In July 1941, presumably 10,000 Jews from Chișinău perished at the hands of the advancing Romanian army and the Wehrmacht. Up to 11,000 Chișinău Jews had to move into a ghetto, including 2,300 children. Approximately 1,000 Jews were held in a concentration camp. SS Sonderkommando 11a shot about 550 Jewish men and women on August 1, 1941. The remaining Jews from the Ghetto were deported by Romanian authorities to Transnistria in October 1941; many died on the way. The Jews had to live in ghettos in Transnistria and were deployed in forced labour; many died of hunger, illnesses and of the effects of the backbreaking labour.
Image: Chișinău, October 1941, Romanian soldiers during the »resettlement« of Jews, Westermann Unternehmensarchiv
Chișinău, October 1941, Romanian soldiers during the »resettlement« of Jews, Westermann Unternehmensarchiv

Image: Chișinău, 2012, Rear view of the ghetto memorial, Stiftung Denkmal
Chișinău, 2012, Rear view of the ghetto memorial, Stiftung Denkmal
After the war, Chișinău was home to about 5,500 Jews, almost all of them refugees who had lived elsewhere before the war. The community grew rapidly: in 1959, there were over 42,000 Jews in the city. Over two thirds of them emigrated in the 1970s and the following decades, mostly to Israel.

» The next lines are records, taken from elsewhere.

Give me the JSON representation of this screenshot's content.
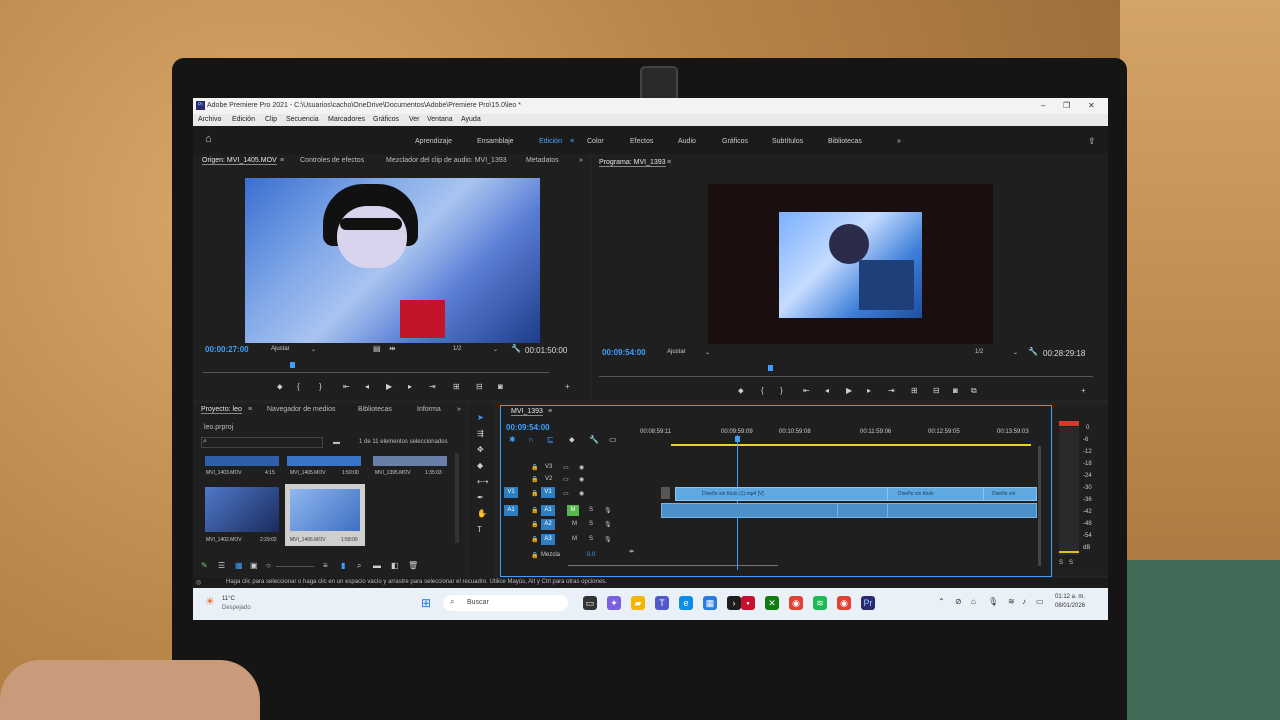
{
  "window": {
    "title": "Adobe Premiere Pro 2021 - C:\\Usuarios\\cacho\\OneDrive\\Documentos\\Adobe\\Premiere Pro\\15.0\\leo *",
    "controls": [
      "–",
      "❐",
      "✕"
    ]
  },
  "menu": [
    "Archivo",
    "Edición",
    "Clip",
    "Secuencia",
    "Marcadores",
    "Gráficos",
    "Ver",
    "Ventana",
    "Ayuda"
  ],
  "workspaces": {
    "tabs": [
      "Aprendizaje",
      "Ensamblaje",
      "Edición",
      "Color",
      "Efectos",
      "Audio",
      "Gráficos",
      "Subtítulos",
      "Bibliotecas"
    ],
    "active": "Edición",
    "more": "»"
  },
  "source_panel": {
    "tabs": [
      "Origen: MVI_1405.MOV",
      "Controles de efectos",
      "Mezclador del clip de audio: MVI_1393",
      "Metadatos"
    ],
    "timecode": "00:00:27:00",
    "fit": "Ajustar",
    "resolution": "1/2",
    "duration": "00:01:50:00"
  },
  "program_panel": {
    "title": "Programa: MVI_1393",
    "timecode": "00:09:54:00",
    "fit": "Ajustar",
    "resolution": "1/2",
    "duration": "00:28:29:18"
  },
  "project_panel": {
    "tabs": [
      "Proyecto: leo",
      "Navegador de medios",
      "Bibliotecas",
      "Informa"
    ],
    "file": "leo.prproj",
    "selection_info": "1 de 11 elementos seleccionados",
    "items": [
      {
        "name": "MVI_1403.MOV",
        "duration": "4:15"
      },
      {
        "name": "MVI_1405.MOV",
        "duration": "1:50:00"
      },
      {
        "name": "MVI_1395.MOV",
        "duration": "1:35:03"
      },
      {
        "name": "MVI_1402.MOV",
        "duration": "2:29:02"
      },
      {
        "name": "MVI_1406.MOV",
        "duration": "1:58:00"
      }
    ]
  },
  "timeline": {
    "sequence": "MVI_1393",
    "timecode": "00:09:54:00",
    "ruler": [
      "00:08:59:11",
      "00:09:59:09",
      "00:10:59:08",
      "00:11:59:06",
      "00:12:59:05",
      "00:13:59:03"
    ],
    "video_tracks": [
      "V3",
      "V2",
      "V1"
    ],
    "audio_tracks": [
      "A1",
      "A2",
      "A3"
    ],
    "mix_label": "Mezcla",
    "mix_value": "0.0",
    "clips": [
      "Diseño sin título (1).mp4 [V]",
      "Diseño sin título",
      "Diseño sin"
    ]
  },
  "meter": {
    "scale": [
      "0",
      "-6",
      "-12",
      "-18",
      "-24",
      "-30",
      "-36",
      "-42",
      "-48",
      "-54",
      "dB"
    ],
    "solo": [
      "S",
      "S"
    ]
  },
  "status": "Haga clic para seleccionar o haga clic en un espacio vacío y arrastre para seleccionar el recuadro. Utilice Mayús, Alt y Ctrl para otras opciones.",
  "taskbar": {
    "weather_temp": "11°C",
    "weather_desc": "Despejado",
    "search": "Buscar",
    "time": "01:12 a. m.",
    "date": "08/01/2026"
  }
}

The memorial to the victims of the Chișinău ghetto was erected in 1993. It was designed by sculptor Haum Epelbaum and architect Şoihet Simeon. The memorial is situated on the corner of Grigore Vieru boulevard and Ierusalim street, close to where the entrance to the ghetto once was. It consists of two red granite slabs, notches at the sides form a Star of David. In front of the granite elements is a bronze sculpture. A Hebrew, Romanian and Russian inscription on the granite slabs reads: »Martyrs and victims of the Chișinău ghetto! We, those who are alive, shall remember you!«
A further memorial is located on the northern outskirts of Chișinău, on the supposed site of the August 1941 shooting. The »Monument to the Victims of Fascism« (Romanian: Monumentul Victimelor Fascismului) was designed by artist David Aurel and dedicated in 1991. Today, this is an industrial area, and the monument is close to a car dealer in Calea Orheiului Street. In 2010, the Moldovan Ministry for Culture and the Jewish communities of Moldova jointly set up a donation account for the run-down memorial, which is in desperate need of renovation.
Image: Chișinău, 2012, Detailed view of the ghetto memorial, Stiftung Denkmal
Chișinău, 2012, Detailed view of the ghetto memorial, Stiftung Denkmal

Image: Chișinău, 2005, »Monument to the Victims of Fascism« on the site of the mass shootings, Stiftung Denkmal
Chișinău, 2005, »Monument to the Victims of Fascism« on the site of the mass shootings, Stiftung Denkmal
Name
Monumentul victimilor din ghetoul Chişinău
Address
Str. Ierusalim
Chişinău
Open
The memorial is accessible at all times.